◆ WHAT THIS TASK INVOLVES ◆
Please report every line in the material below where the word "Assignment" is found.

(DATA SECTION Opens)

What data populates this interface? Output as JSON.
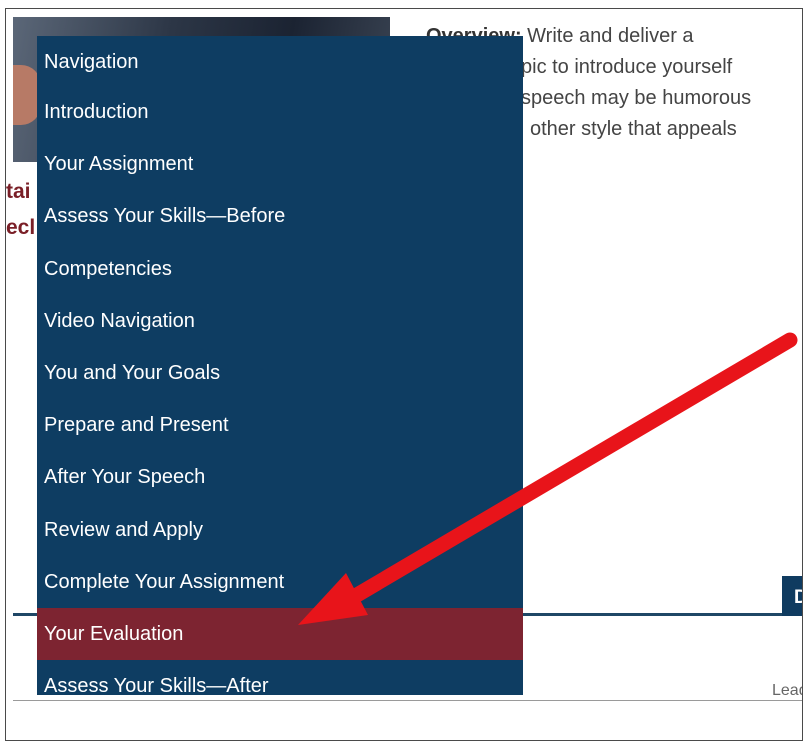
{
  "overview": {
    "label": "Overview:",
    "line1": " Write and deliver a",
    "line2": "pic to introduce yourself",
    "line3": "speech may be humorous",
    "line4": "other style that appeals"
  },
  "left_fragment": {
    "line1": "tai",
    "line2": "ecl"
  },
  "menu": {
    "items": [
      {
        "label": "Navigation"
      },
      {
        "label": "Introduction"
      },
      {
        "label": "Your Assignment"
      },
      {
        "label": "Assess Your Skills—Before"
      },
      {
        "label": "Competencies"
      },
      {
        "label": "Video Navigation"
      },
      {
        "label": "You and Your Goals"
      },
      {
        "label": "Prepare and Present"
      },
      {
        "label": "After Your Speech"
      },
      {
        "label": "Review and Apply"
      },
      {
        "label": "Complete Your Assignment"
      },
      {
        "label": "Your Evaluation"
      },
      {
        "label": "Assess Your Skills—After"
      }
    ],
    "active_index": 11,
    "background_color": "#0e3d62",
    "active_color": "#7d2431"
  },
  "tab_fragment": "D",
  "footer_fragment": "Lead",
  "annotation": {
    "arrow_color": "#e8141a"
  }
}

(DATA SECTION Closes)

◆ SOLUTION ◆
        "label": "Your Assignment"
        "label": "Complete Your Assignment"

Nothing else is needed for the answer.